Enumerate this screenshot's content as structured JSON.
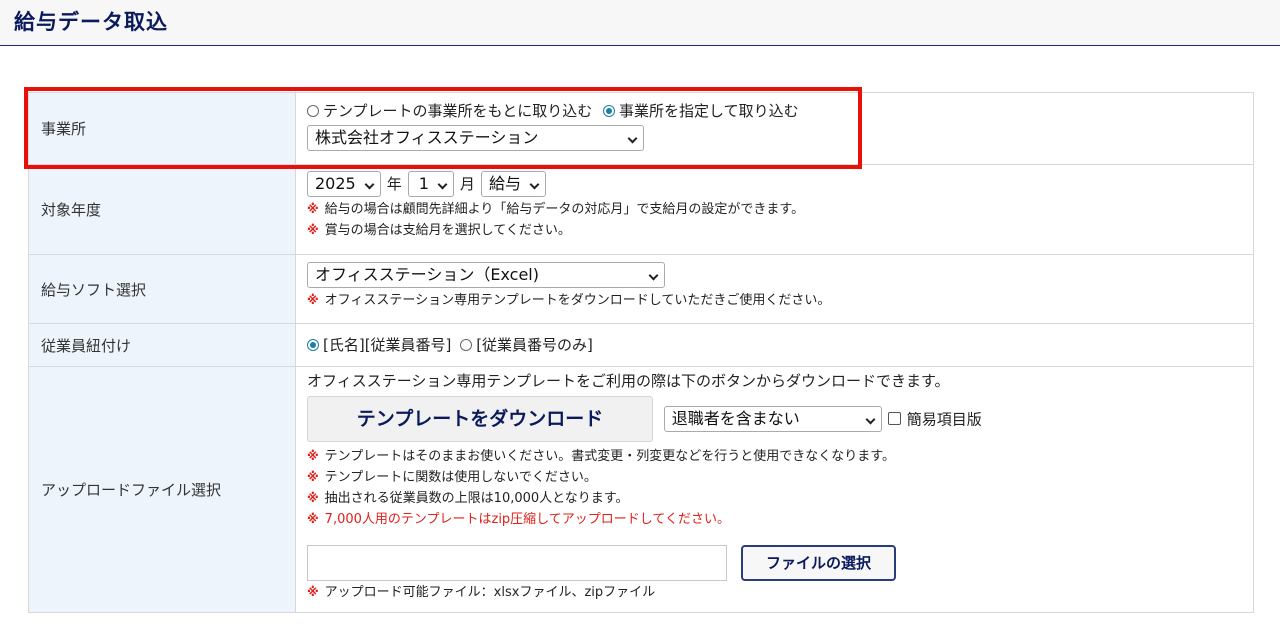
{
  "page_title": "給与データ取込",
  "office": {
    "label": "事業所",
    "radio_template_label": "テンプレートの事業所をもとに取り込む",
    "radio_specify_label": "事業所を指定して取り込む",
    "radio_selected": "specify",
    "office_select_value": "株式会社オフィスステーション"
  },
  "target_year": {
    "label": "対象年度",
    "year_value": "2025",
    "year_unit": "年",
    "month_value": "1",
    "month_unit": "月",
    "type_value": "給与",
    "note_mark": "※",
    "notes": [
      "給与の場合は顧問先詳細より「給与データの対応月」で支給月の設定ができます。",
      "賞与の場合は支給月を選択してください。"
    ]
  },
  "software": {
    "label": "給与ソフト選択",
    "select_value": "オフィスステーション（Excel)",
    "note": "オフィスステーション専用テンプレートをダウンロードしていただきご使用ください。"
  },
  "employee_link": {
    "label": "従業員紐付け",
    "option1_label": "[氏名][従業員番号]",
    "option2_label": "[従業員番号のみ]",
    "selected": "option1"
  },
  "upload": {
    "label": "アップロードファイル選択",
    "intro": "オフィスステーション専用テンプレートをご利用の際は下のボタンからダウンロードできます。",
    "download_button_label": "テンプレートをダウンロード",
    "retired_select_value": "退職者を含まない",
    "simple_checkbox_label": "簡易項目版",
    "notes": [
      "テンプレートはそのままお使いください。書式変更・列変更などを行うと使用できなくなります。",
      "テンプレートに関数は使用しないでください。",
      "抽出される従業員数の上限は10,000人となります。"
    ],
    "red_note": "7,000人用のテンプレートはzip圧縮してアップロードしてください。",
    "file_button_label": "ファイルの選択",
    "allowed_note": "アップロード可能ファイル：xlsxファイル、zipファイル"
  },
  "colors": {
    "title": "#0b1a5c",
    "label_bg": "#eef4fb",
    "highlight": "#e8100a",
    "warning": "#e0201a",
    "radio_accent": "#1a7fa6"
  }
}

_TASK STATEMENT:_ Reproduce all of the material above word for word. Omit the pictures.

_SOLUTION TO THIS EXERCISE:_
Enumerate this screenshot's content as structured JSON.
{
  "page_title": "給与データ取込",
  "office": {
    "label": "事業所",
    "radio_template_label": "テンプレートの事業所をもとに取り込む",
    "radio_specify_label": "事業所を指定して取り込む",
    "radio_selected": "specify",
    "office_select_value": "株式会社オフィスステーション"
  },
  "target_year": {
    "label": "対象年度",
    "year_value": "2025",
    "year_unit": "年",
    "month_value": "1",
    "month_unit": "月",
    "type_value": "給与",
    "note_mark": "※",
    "notes": [
      "給与の場合は顧問先詳細より「給与データの対応月」で支給月の設定ができます。",
      "賞与の場合は支給月を選択してください。"
    ]
  },
  "software": {
    "label": "給与ソフト選択",
    "select_value": "オフィスステーション（Excel)",
    "note": "オフィスステーション専用テンプレートをダウンロードしていただきご使用ください。"
  },
  "employee_link": {
    "label": "従業員紐付け",
    "option1_label": "[氏名][従業員番号]",
    "option2_label": "[従業員番号のみ]",
    "selected": "option1"
  },
  "upload": {
    "label": "アップロードファイル選択",
    "intro": "オフィスステーション専用テンプレートをご利用の際は下のボタンからダウンロードできます。",
    "download_button_label": "テンプレートをダウンロード",
    "retired_select_value": "退職者を含まない",
    "simple_checkbox_label": "簡易項目版",
    "notes": [
      "テンプレートはそのままお使いください。書式変更・列変更などを行うと使用できなくなります。",
      "テンプレートに関数は使用しないでください。",
      "抽出される従業員数の上限は10,000人となります。"
    ],
    "red_note": "7,000人用のテンプレートはzip圧縮してアップロードしてください。",
    "file_button_label": "ファイルの選択",
    "allowed_note": "アップロード可能ファイル：xlsxファイル、zipファイル"
  },
  "colors": {
    "title": "#0b1a5c",
    "label_bg": "#eef4fb",
    "highlight": "#e8100a",
    "warning": "#e0201a",
    "radio_accent": "#1a7fa6"
  }
}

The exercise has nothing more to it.